January Show & Tell – Presented by the SFF (1.5 LU)
This month, Barry Wagner and Rebecca Friedberg will show us some lovely work of theirs!
- Gain insight into the variety of service niches other small firms are exploiting.
- Learn how other small firms juggle design, client needs and business realities.
- Gain insight into the important relationship between inner drive and rewarding work.
- Gain a useful perspective that ties one’s own challenges to those others face and master.
About the speakers
Rebecca is an Oakland-based architect and educator working primarily on commercial projects throughout the Bay Area and beyond. She especially loves working with other passionate small business owners and nonprofits to create compelling physical spaces: places that add their special sauce to the community, and that people love coming back to.
Rebecca has always had a fascination with 3d art-making, and vividly remembers being a child, scolded for wasting the “nice” soaps by whittling them into animal figurines. She took studio art classes every semester of college, always pass/fail, just for fun. Architecture as a profession would not cross her mind until many years later.
She completed her BA in Psychology and spent eight years working in the nonprofit, education, and public health sectors before finally deciding to go to architecture school for her masters. She earned her M.Arch from UCLA, then worked for firms in SF, Berkeley, and Oakland before starting her own firm, Synapse Design Studio, in 2016.
Synapse Design Studio is named for the body’s synapses – the interstitial spaces between neurons where electrochemical magic happens: communication and transformation through molecular interaction. Similarly, our work as architects is about transformation, collaboration, and takes place in environments swarming with variables, both within and outside our control.
Rebecca has taught design studios at UC Berkeley Extension, volunteer-taught with the ACE Mentoring after-school program, and currently volunteer-builds with Youth Spirit Artworks Tiny House Village. Rebecca feels most fulfilled working on public-facing projects that engage the community, whether that’s retail; food, bev, & cannabis; or community and nonprofit projects. She feels purpose-driven to continue to grow her firm in a community-engaged direction.
When I was 12 years old, I built a work table in my bedroom to solder things out of copper, brass and silver. At 13, I got a skilsaw a from a pawn shop to make things out of wood.

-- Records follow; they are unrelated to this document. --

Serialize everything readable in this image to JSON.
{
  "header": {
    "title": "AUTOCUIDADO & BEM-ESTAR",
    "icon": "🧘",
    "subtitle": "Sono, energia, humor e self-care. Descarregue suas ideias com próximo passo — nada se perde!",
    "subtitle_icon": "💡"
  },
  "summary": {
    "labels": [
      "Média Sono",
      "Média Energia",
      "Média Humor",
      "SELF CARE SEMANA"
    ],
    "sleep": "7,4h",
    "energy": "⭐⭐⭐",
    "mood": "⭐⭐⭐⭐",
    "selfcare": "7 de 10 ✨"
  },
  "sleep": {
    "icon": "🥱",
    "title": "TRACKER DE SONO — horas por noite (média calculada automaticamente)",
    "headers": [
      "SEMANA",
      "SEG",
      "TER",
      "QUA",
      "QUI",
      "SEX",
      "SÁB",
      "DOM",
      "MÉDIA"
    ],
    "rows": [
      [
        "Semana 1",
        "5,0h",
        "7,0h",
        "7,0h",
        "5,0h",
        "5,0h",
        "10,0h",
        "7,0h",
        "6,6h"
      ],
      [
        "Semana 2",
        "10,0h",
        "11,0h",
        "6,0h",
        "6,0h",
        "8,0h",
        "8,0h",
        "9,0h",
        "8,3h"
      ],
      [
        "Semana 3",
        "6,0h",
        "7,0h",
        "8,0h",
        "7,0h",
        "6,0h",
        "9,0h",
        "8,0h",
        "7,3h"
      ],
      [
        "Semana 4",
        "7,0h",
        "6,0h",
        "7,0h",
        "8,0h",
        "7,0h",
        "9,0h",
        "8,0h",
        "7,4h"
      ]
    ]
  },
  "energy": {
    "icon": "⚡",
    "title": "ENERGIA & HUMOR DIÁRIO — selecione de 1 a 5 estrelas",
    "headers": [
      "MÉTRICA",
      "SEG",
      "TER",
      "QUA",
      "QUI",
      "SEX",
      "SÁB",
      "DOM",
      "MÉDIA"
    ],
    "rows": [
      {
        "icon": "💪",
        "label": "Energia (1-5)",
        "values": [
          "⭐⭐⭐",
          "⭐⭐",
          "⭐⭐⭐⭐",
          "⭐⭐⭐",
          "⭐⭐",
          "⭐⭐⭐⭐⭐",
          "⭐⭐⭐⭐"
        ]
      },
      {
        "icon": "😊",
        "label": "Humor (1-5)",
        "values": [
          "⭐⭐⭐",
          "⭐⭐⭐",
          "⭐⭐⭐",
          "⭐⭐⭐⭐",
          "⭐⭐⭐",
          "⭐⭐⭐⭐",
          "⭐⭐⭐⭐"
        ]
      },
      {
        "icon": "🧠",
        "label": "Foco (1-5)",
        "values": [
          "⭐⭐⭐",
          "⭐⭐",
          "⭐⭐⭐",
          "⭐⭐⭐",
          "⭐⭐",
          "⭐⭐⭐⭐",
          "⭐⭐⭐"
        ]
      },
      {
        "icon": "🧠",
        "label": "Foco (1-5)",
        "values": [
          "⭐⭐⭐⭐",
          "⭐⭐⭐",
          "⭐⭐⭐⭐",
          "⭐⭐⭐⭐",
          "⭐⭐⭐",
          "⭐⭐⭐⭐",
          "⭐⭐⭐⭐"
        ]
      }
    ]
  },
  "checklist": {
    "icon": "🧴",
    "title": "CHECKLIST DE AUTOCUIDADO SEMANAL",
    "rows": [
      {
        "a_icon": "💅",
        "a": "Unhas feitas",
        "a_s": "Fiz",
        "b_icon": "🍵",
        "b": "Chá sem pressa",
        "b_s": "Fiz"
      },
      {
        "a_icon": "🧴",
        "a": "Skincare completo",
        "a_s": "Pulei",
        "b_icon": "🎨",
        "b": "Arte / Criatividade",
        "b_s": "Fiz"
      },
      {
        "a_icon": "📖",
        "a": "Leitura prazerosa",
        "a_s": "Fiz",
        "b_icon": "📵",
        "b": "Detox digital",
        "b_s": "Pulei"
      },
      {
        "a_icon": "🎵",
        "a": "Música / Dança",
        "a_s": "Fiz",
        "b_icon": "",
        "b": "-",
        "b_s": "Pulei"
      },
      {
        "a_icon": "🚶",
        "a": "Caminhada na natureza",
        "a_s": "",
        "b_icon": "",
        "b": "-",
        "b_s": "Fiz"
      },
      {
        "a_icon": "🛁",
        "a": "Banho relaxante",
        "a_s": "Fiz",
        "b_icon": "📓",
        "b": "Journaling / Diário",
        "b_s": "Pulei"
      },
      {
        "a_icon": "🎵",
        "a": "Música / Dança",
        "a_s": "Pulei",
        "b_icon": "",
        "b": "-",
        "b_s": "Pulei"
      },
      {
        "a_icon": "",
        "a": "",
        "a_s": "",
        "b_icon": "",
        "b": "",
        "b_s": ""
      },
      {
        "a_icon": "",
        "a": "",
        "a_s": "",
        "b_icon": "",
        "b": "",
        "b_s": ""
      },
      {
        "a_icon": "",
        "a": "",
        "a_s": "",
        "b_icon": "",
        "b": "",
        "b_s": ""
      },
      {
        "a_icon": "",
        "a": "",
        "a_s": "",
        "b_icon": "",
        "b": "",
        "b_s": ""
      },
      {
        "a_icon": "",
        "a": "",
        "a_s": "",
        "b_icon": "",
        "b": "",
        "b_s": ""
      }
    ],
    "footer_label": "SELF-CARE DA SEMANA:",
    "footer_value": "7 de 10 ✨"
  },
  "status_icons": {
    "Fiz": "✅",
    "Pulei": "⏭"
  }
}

At Cal, in addition to the design studios, I spent much time in the architecture workshop using woodworking and metal working equipment making furniture.
After graduation, I worked for a year for a structural engineer in San Francisco, then took up an invitation from a visiting professor from Japan and landed a job at a design and construction company in Sapporo, Japan.
After a year and a half, I returned to the USA and got a job in New York where I lived and worked for six years until I got my architecture license. Upon returning to California, I remodeled a fixer-upper, taught homebuilding and design classes at the Building Education Center, and did a lot of remodel/addition work until the Great Recession of 2007 to 2009 dried things up.
Since then, my work has been divided between remodel/addition design jobs, pocket door repair jobs, completing construction of my office/workshop ADU and building a duplex on the next door lot.